Mattie Johns prides herself on the fact that she doesn't need a man to survive. She has a strict love- 'em- and- leave- 'em personal philosophy that h...moreMattie Johns prides herself on the fact that she doesn't need a man to survive. She has a strict love- 'em- and- leave- 'em personal philosophy that has worked quite well for her in the past. However when her business starts crumbling because an ex-boyfriend has stolen most of her clients and the bills start piling up, Mattie signs up to be on a dating show where she just has to stick it out for two weeks in order to become the winner of 200,000 GBP. What Mattie doesn't count on is the fact that the person behind the dating show has absolutely no qualms about destroying her in order to create good TV. Or that there is a twist behind the show that brings Mattie face-to-face with four of her exes, including "the one that got away". Will Mattie leave with the prize money in hand, or will she come out with something far more valuable?
This is Talli Roland's first book and I certainly hope that we'll be seeing more from her in the future. Roland has created realistic characters that I couldn't help but root for. Mattie was tough-as-nails on the outside, but as the reader gets to know her better we are able to see the vulnerabilities that lay just beneath her surface. The supporting characters were also endearing, especially Kyle (the one that got away) and Nate (the Executive Producer of the reality show with a concience). The plot was fast-paced and entertaining and I couldn't wait to find out what would happen next.
My only complaint, and it is a small one, is that the ending felt a bit abrupt. It ended exactly the way that I hoped that it would, but I would have liked it to be a slightly longer conclusion. However, I would like to see the main characters in The Hating Game return in another book (sequel anyone?).
I can readily recommend this book to anyone looking for a fast-paced and fun read with relatable characters and an interesting plot. Talli Roland is a welcome addition to the chick lit genre!(less)
There are some books that I just read; I read them because I feel obligated, or because there's been a lot of hype surrounding them, or because someon...moreThere are some books that I just read; I read them because I feel obligated, or because there's been a lot of hype surrounding them, or because someone has recommended it to me as a "must read". When I read these kinds of books there are some that don't grab me and I admit to checking how many pages there are, as in, how many more pages of this do I have to read before I'm done? Then, there are some books that I read. These are the books that I find impossible to put down. These are the books that I am completely engrossed in, that somehow manage to touch a personal chord in me. Sarah Jio's debut novel The Violets of March is a book that I took great pleasure in reading.
The Violets of March tells the story of Emily Wilson. Once upon a time, Emily had it all. She wrote a bestselling book beloved by many, she had a handsome husband, and she had a promising future. Almost ten years later Emily is experiencing a case of writer's block that is threatening to put an end to her writing career and she is going through a divorce from the man who was once her everything. When Emily's great-aunt Bee invites her to spend the month of March with her on Bainbridge Island, the setting for many happy childhood memories, Emily jumps at the chance to give herself some time to heal, and to hopefully start writing again. She's certainly not banking on the fact that she will find a diary from 1943 that raises more questions that it answers, and she's also not counting on the fact that she will find herself in the midst of unraveling a decades-old mystery.

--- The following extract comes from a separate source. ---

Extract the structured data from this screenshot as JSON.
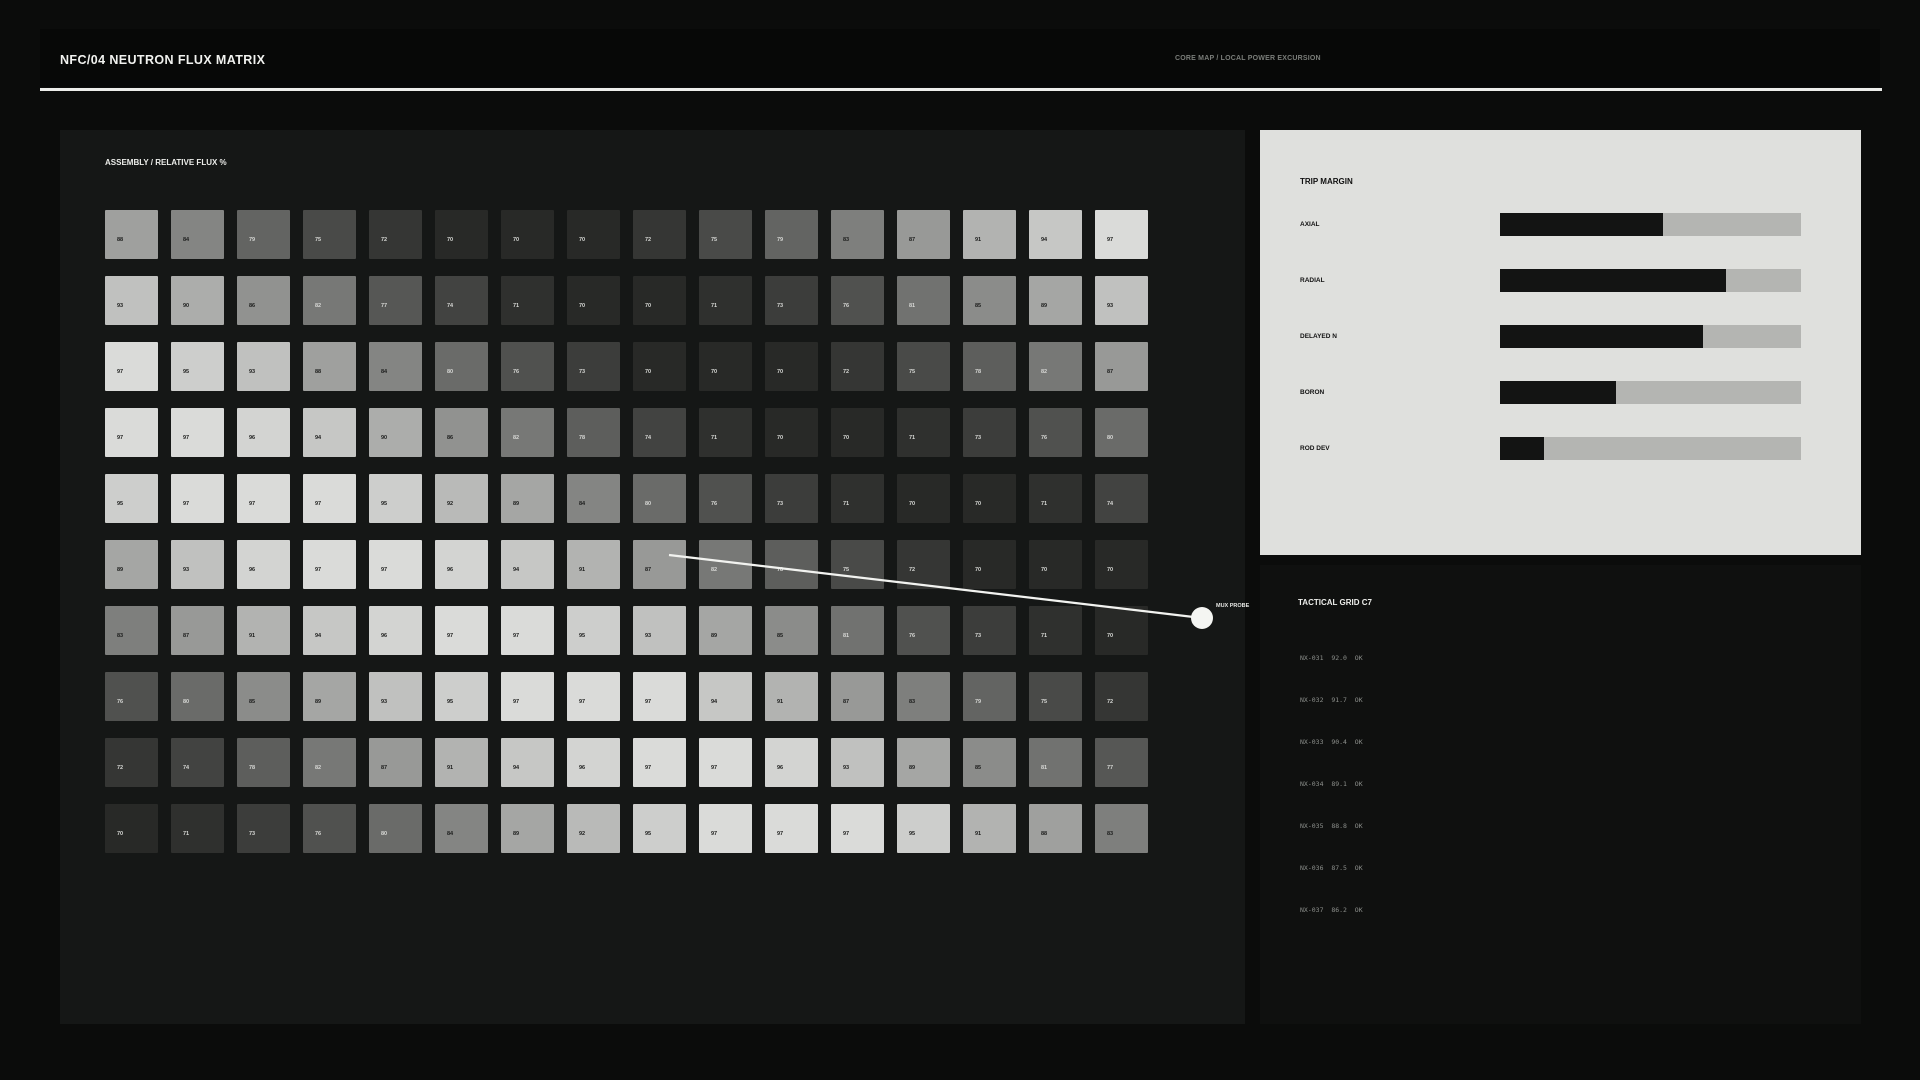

Sarah Jio possesses the ability to really tell a story. I wanted to reach out and hug Emily from the beginning. She seemed so vulnerable and downtrodden, uncertain of what her next steps should be. Most of all she seemed completely unsure of herself and her abilities, something that I think all of us have felt at one time or another. From the very first page I just wanted things to work out okay for her. I was equally enamoured of the story of Esther, the author of the mysterious journal from the 1940's that Emily finds shortly after her arrival on the island. Often when a book had a dual storyline I find myself interested in one of the stories, but less interested in the other. In the case of The Violets of March I felt the need to find out what happened to both of our heroines.
The final pages of Violets moved me, and by that I mean that I was in the dentist's office with my son wiping away tears in the waiting room while people looked at me like I was a crazy lady. I adore a great ending, and Violets definitely had one.
The combination of endearing characters, an interesting plot, and an ending that had me wiping away tears makes debut novelist Sarah Jio's The Violets of March a book not to be missed.
This was my first foray into reading erotica, and it was HOT with a capital "H"! I really enjoyed the sex scenes. They were well-written and definitel...moreThis was my first foray into reading erotica, and it was HOT with a capital "H"! I really enjoyed the sex scenes. They were well-written and definitely sexy. There wasn't much of a plot, though, so if you're looking for something other than a ton of sex, you may be disappointed.
I had a few minor quibbles with this one. Mandy seems to go from one man to the next with barely a pause (and with no protection). I understand that she was experiencing a sexual awakening, but it seemed a bit much to happen in such a short period of time. Also, it seemed like the author took a whole bunch of sexual fantasies and threw them all into the same book. It kept things interesting, but at the same time seemed unrealistic.
That being said, I DID enjoy this a lot and will look for more of this author's work in the future.